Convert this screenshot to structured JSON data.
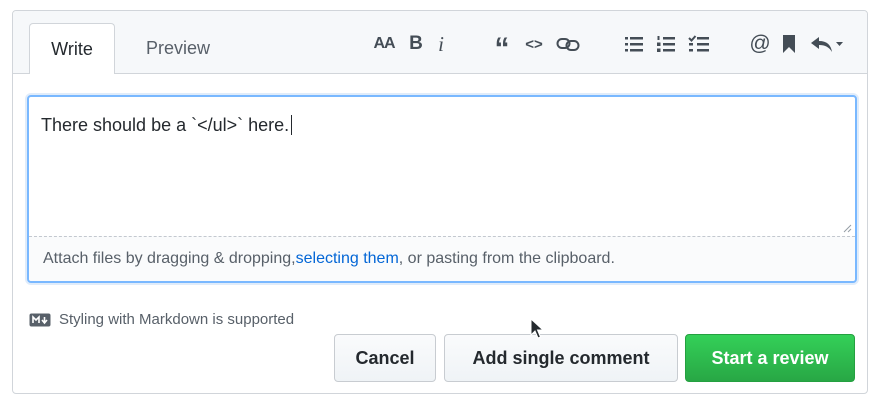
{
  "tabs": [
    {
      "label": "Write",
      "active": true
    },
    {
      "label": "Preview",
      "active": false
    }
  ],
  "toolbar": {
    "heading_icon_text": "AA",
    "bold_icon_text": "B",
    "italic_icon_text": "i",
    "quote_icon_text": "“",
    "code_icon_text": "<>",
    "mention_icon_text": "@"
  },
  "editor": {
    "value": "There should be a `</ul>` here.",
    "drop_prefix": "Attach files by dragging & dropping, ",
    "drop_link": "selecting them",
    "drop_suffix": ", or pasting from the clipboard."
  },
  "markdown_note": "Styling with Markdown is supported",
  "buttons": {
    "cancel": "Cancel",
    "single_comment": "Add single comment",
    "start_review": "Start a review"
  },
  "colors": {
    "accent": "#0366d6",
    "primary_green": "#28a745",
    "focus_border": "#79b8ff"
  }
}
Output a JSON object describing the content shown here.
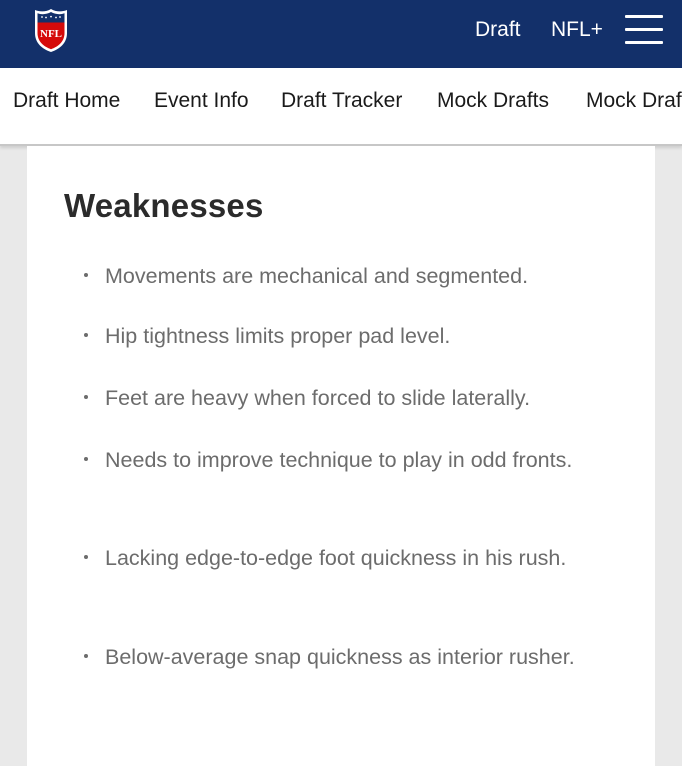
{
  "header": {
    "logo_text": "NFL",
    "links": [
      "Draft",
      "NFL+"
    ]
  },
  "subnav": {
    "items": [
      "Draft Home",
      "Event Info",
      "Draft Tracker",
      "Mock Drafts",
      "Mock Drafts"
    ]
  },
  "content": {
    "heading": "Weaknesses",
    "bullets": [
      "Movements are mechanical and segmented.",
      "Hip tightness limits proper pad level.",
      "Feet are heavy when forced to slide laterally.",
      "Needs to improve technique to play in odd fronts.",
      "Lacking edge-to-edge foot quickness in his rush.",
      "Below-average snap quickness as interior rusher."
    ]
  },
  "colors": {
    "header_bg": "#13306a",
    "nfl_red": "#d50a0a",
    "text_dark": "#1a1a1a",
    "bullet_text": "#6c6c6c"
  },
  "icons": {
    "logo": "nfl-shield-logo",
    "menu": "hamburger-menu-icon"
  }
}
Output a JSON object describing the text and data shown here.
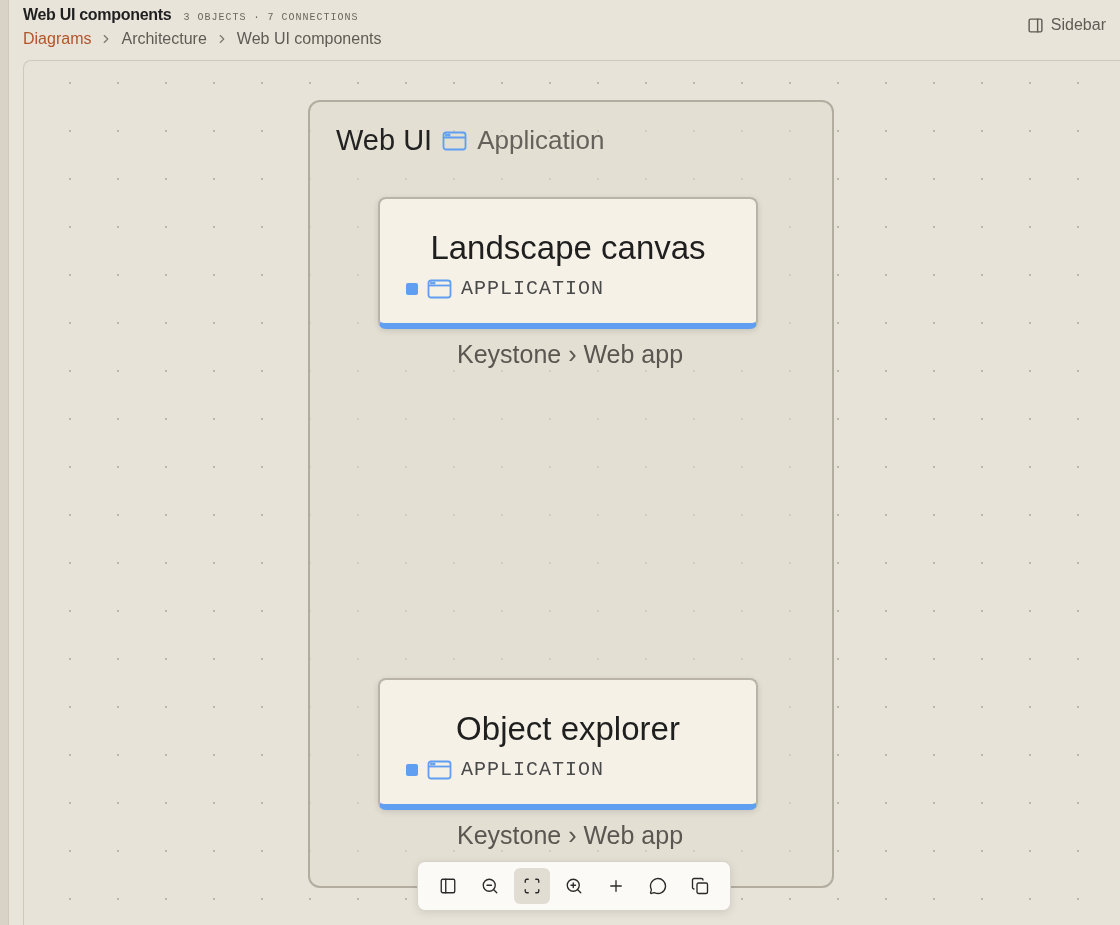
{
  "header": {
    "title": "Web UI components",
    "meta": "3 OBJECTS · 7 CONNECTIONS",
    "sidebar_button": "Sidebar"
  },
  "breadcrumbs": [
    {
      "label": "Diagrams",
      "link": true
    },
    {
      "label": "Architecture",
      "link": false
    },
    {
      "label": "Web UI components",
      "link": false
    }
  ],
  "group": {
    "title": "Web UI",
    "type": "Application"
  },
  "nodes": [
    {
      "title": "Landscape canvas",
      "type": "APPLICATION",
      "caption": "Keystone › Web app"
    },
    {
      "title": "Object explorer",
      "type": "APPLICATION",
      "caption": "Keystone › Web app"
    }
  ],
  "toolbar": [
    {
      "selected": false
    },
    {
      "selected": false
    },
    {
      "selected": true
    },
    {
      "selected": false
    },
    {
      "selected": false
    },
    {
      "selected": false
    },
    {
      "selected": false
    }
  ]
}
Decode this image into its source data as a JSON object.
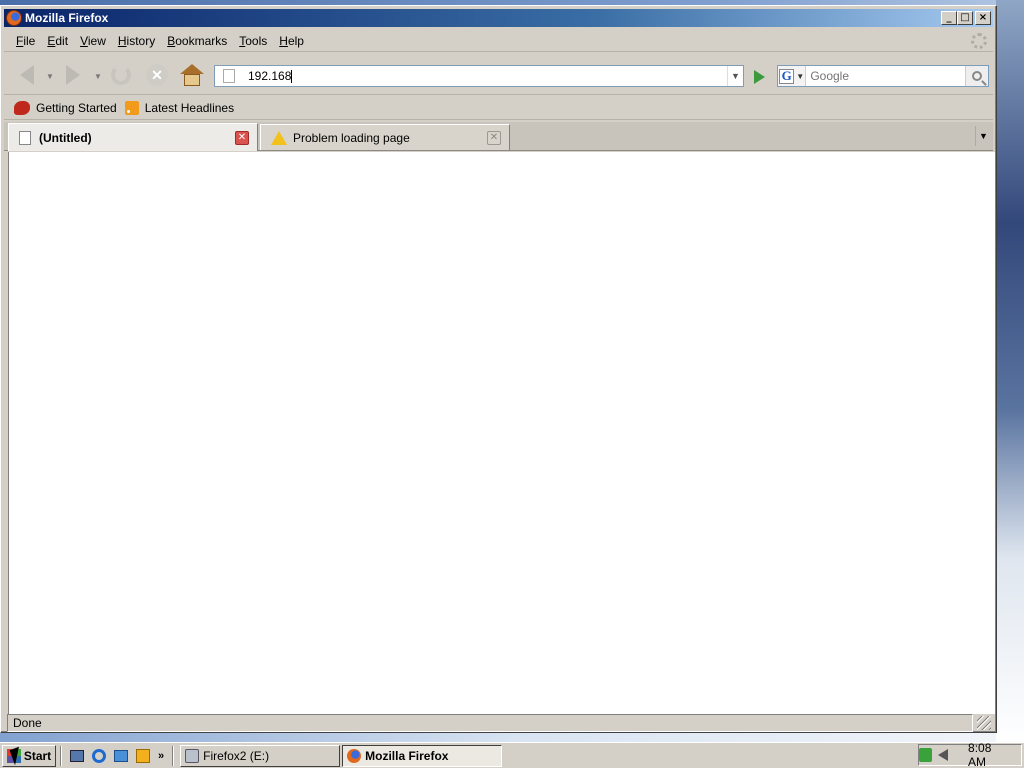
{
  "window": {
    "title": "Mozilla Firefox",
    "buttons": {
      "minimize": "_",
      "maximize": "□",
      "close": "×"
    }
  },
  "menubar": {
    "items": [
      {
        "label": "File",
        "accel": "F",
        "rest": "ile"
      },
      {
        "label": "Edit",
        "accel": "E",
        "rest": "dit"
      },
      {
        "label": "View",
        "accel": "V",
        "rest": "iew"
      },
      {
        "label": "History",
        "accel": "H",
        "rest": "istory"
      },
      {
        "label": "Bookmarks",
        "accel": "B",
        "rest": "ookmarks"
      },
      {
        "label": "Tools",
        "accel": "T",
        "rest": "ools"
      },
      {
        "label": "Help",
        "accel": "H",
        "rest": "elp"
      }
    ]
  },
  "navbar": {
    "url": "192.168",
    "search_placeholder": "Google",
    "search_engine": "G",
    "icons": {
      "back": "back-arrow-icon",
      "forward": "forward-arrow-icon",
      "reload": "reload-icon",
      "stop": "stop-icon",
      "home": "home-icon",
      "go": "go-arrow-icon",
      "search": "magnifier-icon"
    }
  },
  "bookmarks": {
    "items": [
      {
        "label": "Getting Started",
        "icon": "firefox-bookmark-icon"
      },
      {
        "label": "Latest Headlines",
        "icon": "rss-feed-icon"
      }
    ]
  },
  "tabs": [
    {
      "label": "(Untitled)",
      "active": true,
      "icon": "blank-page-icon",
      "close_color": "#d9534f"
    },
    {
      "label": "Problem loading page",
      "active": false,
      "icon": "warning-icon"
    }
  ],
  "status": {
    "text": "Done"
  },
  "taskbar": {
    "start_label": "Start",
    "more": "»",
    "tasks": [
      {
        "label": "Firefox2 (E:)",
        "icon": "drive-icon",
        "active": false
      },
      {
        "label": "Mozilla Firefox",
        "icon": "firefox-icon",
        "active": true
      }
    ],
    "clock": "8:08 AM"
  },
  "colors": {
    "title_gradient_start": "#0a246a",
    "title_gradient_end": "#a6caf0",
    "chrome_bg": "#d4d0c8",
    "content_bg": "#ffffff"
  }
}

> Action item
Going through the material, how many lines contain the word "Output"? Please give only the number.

> Answer below
2